Like newspaper owners, media moguls are looking for new ways to protect their investment from the ravages of the Internet. And, as with the newspaper industry, the answer remains elusive.
What is at stake is perhaps the last remaining pillar of the old media business that has not been severely affected by the Internet: cable television.

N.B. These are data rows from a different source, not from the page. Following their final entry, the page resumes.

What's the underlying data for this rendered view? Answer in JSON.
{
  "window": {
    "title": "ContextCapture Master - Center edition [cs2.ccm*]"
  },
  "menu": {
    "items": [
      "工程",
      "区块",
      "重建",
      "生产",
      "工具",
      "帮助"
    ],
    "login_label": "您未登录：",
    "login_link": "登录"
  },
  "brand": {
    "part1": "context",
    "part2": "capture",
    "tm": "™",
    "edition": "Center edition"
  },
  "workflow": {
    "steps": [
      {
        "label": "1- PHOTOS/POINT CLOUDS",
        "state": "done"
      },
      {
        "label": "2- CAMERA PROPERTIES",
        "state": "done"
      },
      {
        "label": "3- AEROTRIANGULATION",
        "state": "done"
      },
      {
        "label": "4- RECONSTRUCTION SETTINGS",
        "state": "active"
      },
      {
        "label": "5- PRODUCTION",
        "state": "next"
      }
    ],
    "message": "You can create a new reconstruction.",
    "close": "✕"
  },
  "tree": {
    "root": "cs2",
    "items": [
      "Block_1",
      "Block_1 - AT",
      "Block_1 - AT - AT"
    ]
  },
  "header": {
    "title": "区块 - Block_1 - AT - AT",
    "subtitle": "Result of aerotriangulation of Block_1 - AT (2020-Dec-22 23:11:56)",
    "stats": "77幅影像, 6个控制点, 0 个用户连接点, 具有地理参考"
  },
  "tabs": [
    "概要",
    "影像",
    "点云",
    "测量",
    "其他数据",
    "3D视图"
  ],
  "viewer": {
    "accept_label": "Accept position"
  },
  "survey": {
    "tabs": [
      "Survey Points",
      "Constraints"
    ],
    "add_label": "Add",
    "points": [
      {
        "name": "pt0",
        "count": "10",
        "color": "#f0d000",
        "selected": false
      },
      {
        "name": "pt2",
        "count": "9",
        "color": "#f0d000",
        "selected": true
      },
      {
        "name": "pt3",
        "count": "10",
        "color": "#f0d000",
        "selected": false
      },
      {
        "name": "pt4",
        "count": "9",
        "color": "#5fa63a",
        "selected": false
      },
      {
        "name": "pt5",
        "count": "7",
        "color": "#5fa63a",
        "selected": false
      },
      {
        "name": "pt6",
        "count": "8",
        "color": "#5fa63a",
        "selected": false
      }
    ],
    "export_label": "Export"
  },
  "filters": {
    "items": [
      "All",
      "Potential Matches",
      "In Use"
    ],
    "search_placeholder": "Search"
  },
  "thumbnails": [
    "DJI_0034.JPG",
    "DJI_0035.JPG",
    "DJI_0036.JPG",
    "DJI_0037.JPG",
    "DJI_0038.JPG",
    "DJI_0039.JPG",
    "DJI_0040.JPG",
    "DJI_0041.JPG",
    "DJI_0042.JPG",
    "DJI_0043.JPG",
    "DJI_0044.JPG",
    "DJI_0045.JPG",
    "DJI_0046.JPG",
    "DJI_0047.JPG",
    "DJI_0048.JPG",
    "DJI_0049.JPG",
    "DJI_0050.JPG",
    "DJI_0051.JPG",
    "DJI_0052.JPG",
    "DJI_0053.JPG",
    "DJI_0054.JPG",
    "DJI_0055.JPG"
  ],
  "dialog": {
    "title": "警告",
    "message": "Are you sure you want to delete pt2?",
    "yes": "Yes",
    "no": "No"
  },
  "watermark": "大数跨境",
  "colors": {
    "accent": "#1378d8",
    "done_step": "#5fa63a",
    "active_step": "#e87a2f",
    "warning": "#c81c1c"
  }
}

Aware of how print, music and broadcast television have suffered severe business erosion, the chief executives of the major media conglomerates like Time Warner, Viacom and NBC Universal have made protecting cable TV from the ravages of the Internet perhaps their top priority.
“The majority of profits for the big entertainment companies is from cable programming,” said Stephen B. Burke, the president of Comcast, the nation’s largest cable company.
The major worry is that if cable networks do not protect the fees from paying subscribers, and offer most programming online at no cost — as newspapers have done — then customers may eventually cancel their cable subscriptions.
One idea, advanced most vocally by Jeffrey L. Bewkes, the chairman of Time Warner, and embraced by many executives, would be to offer cable shows online for no extra charge, provided a viewer is first authenticated as a cable or satellite subscriber.
Mr. Bewkes has called the idea “TV Everywhere,” but others in the industry refer to it by other names: “authentication,” “entitlement,” and Comcast has called its coming service “OnDemand Online.”
“If you look at TV viewing, it’s up, even though the questions and stories are all about the role of video games and Internet usage and other uses of time,” Mr. Bewkes said.
The first test of the new system, which will authenticate cable subscribers online and make available programs on the Web for no additional charge, will be announced Wednesday, between Comcast and Time Warner. The trial will involve about 5,000 Comcast subscribers, and television shows from the Time Warner networks TNT and TBS.
“We’re talking about taking the TV industry to a new era,” Mr. Bewkes said.
Because of antitrust concerns, the companies that create cable programming are reluctant to…
continue reading from source by TIM ARANGO